### EXTRACTED ENTRIES ###

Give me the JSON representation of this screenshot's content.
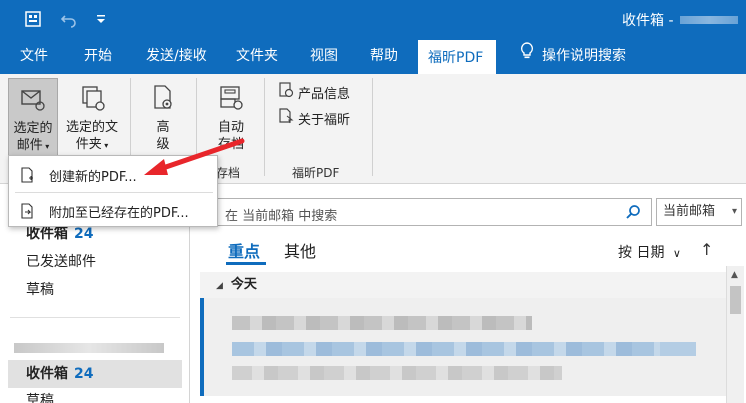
{
  "window": {
    "title": "收件箱 -"
  },
  "menu": {
    "tabs": [
      {
        "label": "文件"
      },
      {
        "label": "开始"
      },
      {
        "label": "发送/接收"
      },
      {
        "label": "文件夹"
      },
      {
        "label": "视图"
      },
      {
        "label": "帮助"
      },
      {
        "label": "福昕PDF",
        "active": true
      },
      {
        "label": "操作说明搜索"
      }
    ]
  },
  "ribbon": {
    "selected_mail": "选定的\n邮件",
    "selected_folder": "选定的文\n件夹",
    "advanced": "高\n级",
    "auto_archive": "自动\n存档",
    "archive_group_label": "存档",
    "product_info": "产品信息",
    "about": "关于福昕",
    "foxit_group_label": "福昕PDF"
  },
  "dropdown": {
    "items": [
      {
        "label": "创建新的PDF..."
      },
      {
        "label": "附加至已经存在的PDF..."
      }
    ]
  },
  "folders": {
    "favorites": [
      {
        "label": "收件箱",
        "count": "24"
      },
      {
        "label": "已发送邮件"
      },
      {
        "label": "草稿"
      }
    ],
    "account": [
      {
        "label": "收件箱",
        "count": "24"
      },
      {
        "label": "草稿"
      }
    ]
  },
  "search": {
    "placeholder": "在 当前邮箱 中搜索",
    "scope": "当前邮箱"
  },
  "list": {
    "tabs": [
      "重点",
      "其他"
    ],
    "sort_label": "按 日期",
    "group_today": "今天"
  },
  "colors": {
    "accent": "#0f6cbd",
    "annotation": "#e8262b"
  }
}
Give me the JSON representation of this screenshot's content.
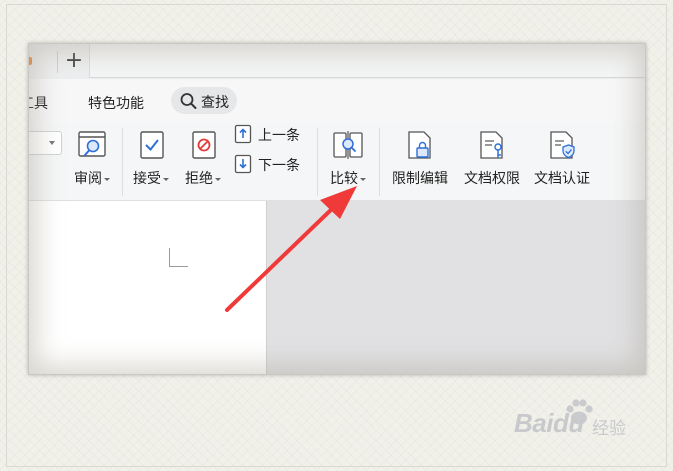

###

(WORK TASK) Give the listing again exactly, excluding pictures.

(OUTPUT)
Give me the JSON representation of this screenshot's content.
{
  "window": {
    "title": "收件箱 -"
  },
  "menu": {
    "tabs": [
      {
        "label": "文件"
      },
      {
        "label": "开始"
      },
      {
        "label": "发送/接收"
      },
      {
        "label": "文件夹"
      },
      {
        "label": "视图"
      },
      {
        "label": "帮助"
      },
      {
        "label": "福昕PDF",
        "active": true
      },
      {
        "label": "操作说明搜索"
      }
    ]
  },
  "ribbon": {
    "selected_mail": "选定的\n邮件",
    "selected_folder": "选定的文\n件夹",
    "advanced": "高\n级",
    "auto_archive": "自动\n存档",
    "archive_group_label": "存档",
    "product_info": "产品信息",
    "about": "关于福昕",
    "foxit_group_label": "福昕PDF"
  },
  "dropdown": {
    "items": [
      {
        "label": "创建新的PDF..."
      },
      {
        "label": "附加至已经存在的PDF..."
      }
    ]
  },
  "folders": {
    "favorites": [
      {
        "label": "收件箱",
        "count": "24"
      },
      {
        "label": "已发送邮件"
      },
      {
        "label": "草稿"
      }
    ],
    "account": [
      {
        "label": "收件箱",
        "count": "24"
      },
      {
        "label": "草稿"
      }
    ]
  },
  "search": {
    "placeholder": "在 当前邮箱 中搜索",
    "scope": "当前邮箱"
  },
  "list": {
    "tabs": [
      "重点",
      "其他"
    ],
    "sort_label": "按 日期",
    "group_today": "今天"
  },
  "colors": {
    "accent": "#0f6cbd",
    "annotation": "#e8262b"
  }
}
Give me the JSON representation of this screenshot's content.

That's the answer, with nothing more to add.